“This is the next step in the development of our relationship with HBO,” said Jeremy Darroch, group chief executive at Sky, announcing the deal Thursday morning as Sky released its nine month results to the end of March.

Darroch said the goal of the new deal was to “create a new global drama series power house.” He expects the partnership to produce two major drama series per year with the first commissions in 2018. Initial projects are already in development with the level of investment by each company in each drama to be decided on a project-to-project basis, depending on key factors including which company will handle distribution rights.

Sky Atlantic is the home of HBO across Sky’s European market, which includes U.K., Ireland, Germany, Austria and Italy. The company signed its first pan-European content deal, covering all Sky territories, in November 2015 to take exclusive first-run broadcast rights to HBO programming, including hit shows like “Westworld” (pictured) and “Game of Thrones,” through 2020.

“Sky has been a great partner for us and this deal allows even deeper collaboration between our two great companies, which have a long tradition in creating superior content for our customers,” said Richard Plepler, chairman and CEO of HBO. “Together we represent the best in television and combined we will raise the bar even higher in pay TV programming.”

Darroch said the HBO deal continued Sky’s history of co-production deals with “the very best producers around the world.” The company already has co-production deals with a number of major broadcasters including Canal+ and NBC.

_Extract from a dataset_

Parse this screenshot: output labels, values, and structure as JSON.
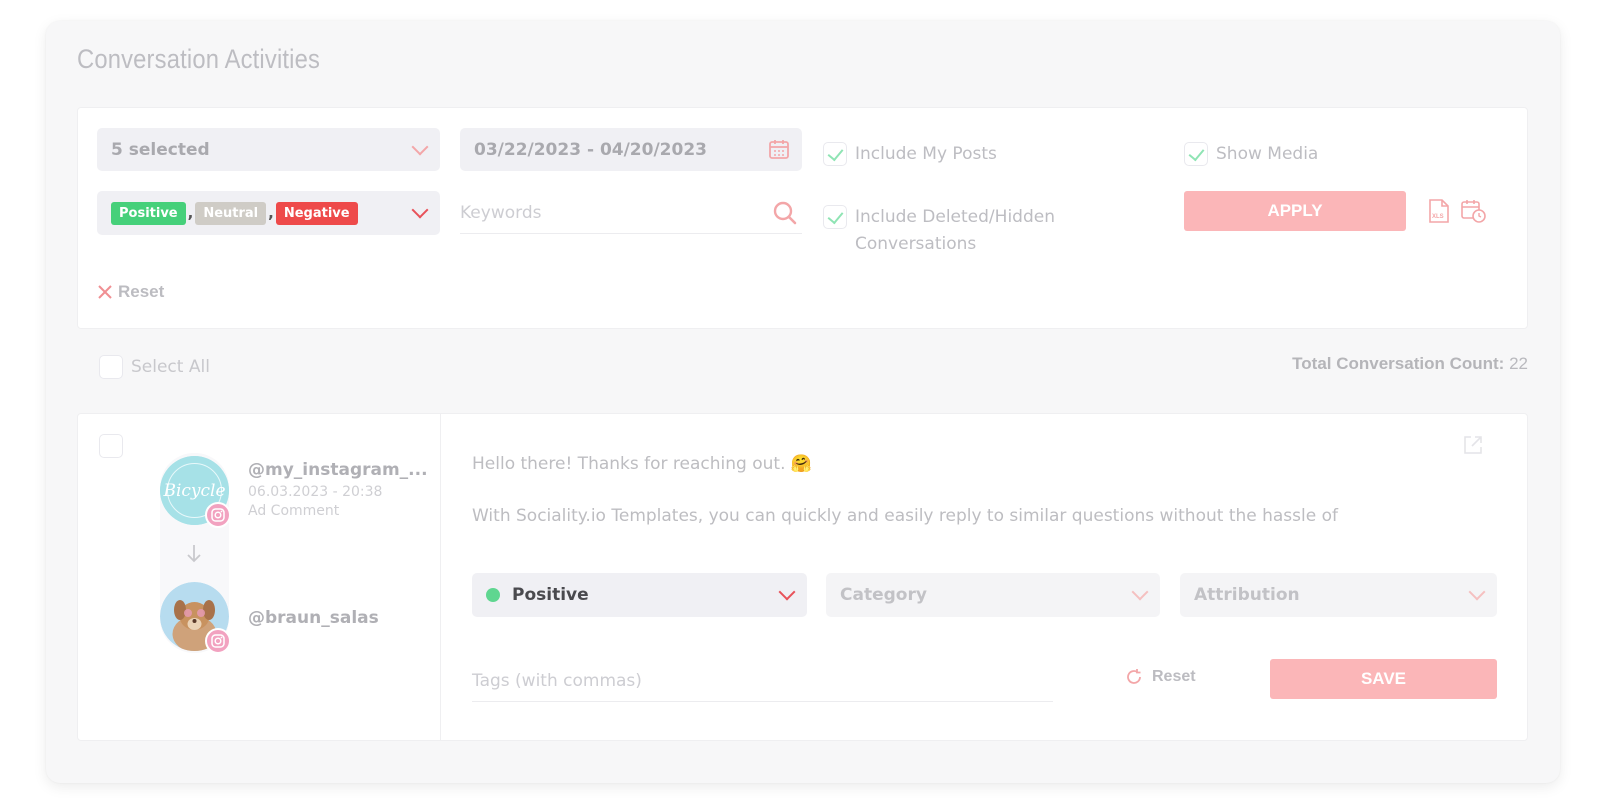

Executives from both Sky and HBO will be responsible for greenlighting projects, inviting pitches from both the U.S. and Europe, which Darroch said would provide great opportunities for independent production companies.